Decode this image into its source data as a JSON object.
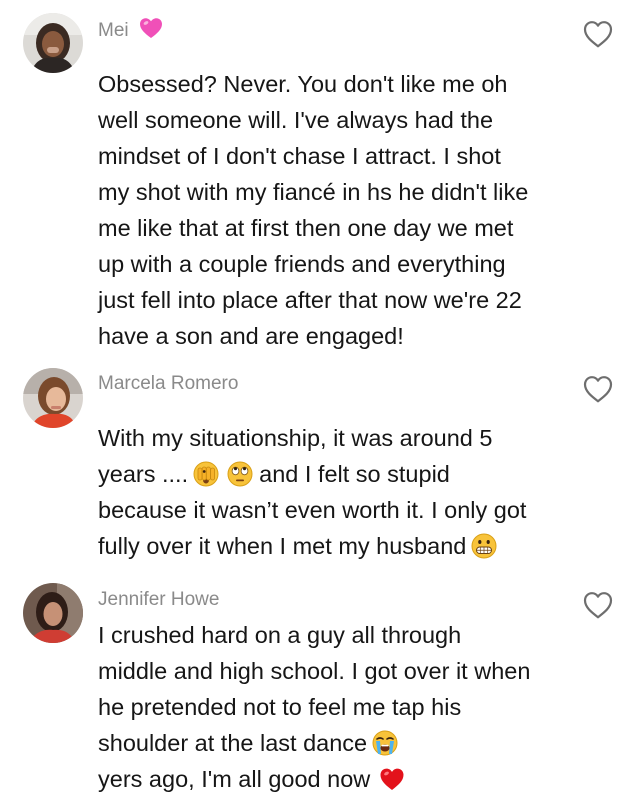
{
  "comments": [
    {
      "username": "Mei",
      "username_emoji": "pink-heart-emoji",
      "lines": [
        "Obsessed? Never. You don't like me oh",
        "well someone will. I've always had the",
        "mindset of I don't chase I attract. I shot",
        "my shot with my fiancé in hs he didn't like",
        "me like that at first then one day we met",
        "up with a couple friends and everything",
        "just fell into place after that now we're 22",
        "have a son and are engaged!"
      ]
    },
    {
      "username": "Marcela Romero",
      "lines": [
        "With my situationship, it was around 5",
        "years ....",
        "and I felt so stupid",
        "because it wasn’t even worth it. I only got",
        "fully over it when I met my husband"
      ],
      "emojis": [
        "face-with-peeking-eye-emoji",
        "face-with-rolling-eyes-emoji",
        "grimacing-face-emoji"
      ]
    },
    {
      "username": "Jennifer Howe",
      "lines": [
        "I crushed hard on a guy all through",
        "middle and high school. I got over it when",
        "he pretended not to feel me tap his",
        "shoulder at the last dance",
        "yers ago, I'm all good now"
      ],
      "emojis": [
        "loudly-crying-face-emoji",
        "red-heart-emoji"
      ]
    }
  ],
  "colors": {
    "username": "#8a8a8a",
    "text": "#161616",
    "like_outline": "#6e6e6e",
    "background": "#ffffff"
  },
  "icons": {
    "like": "heart-outline-icon"
  }
}
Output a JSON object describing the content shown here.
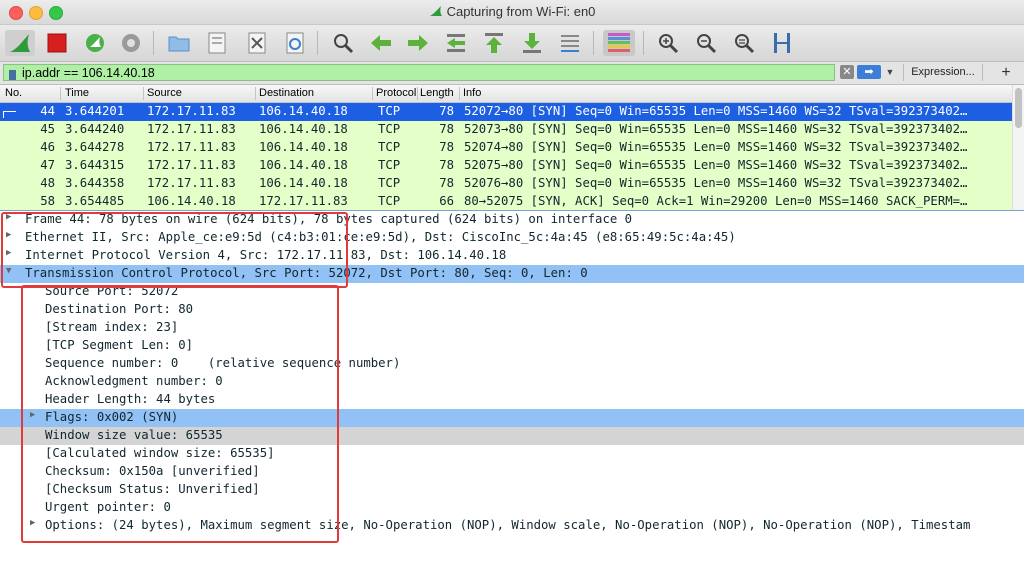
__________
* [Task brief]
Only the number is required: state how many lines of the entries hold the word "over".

* [Result below]
2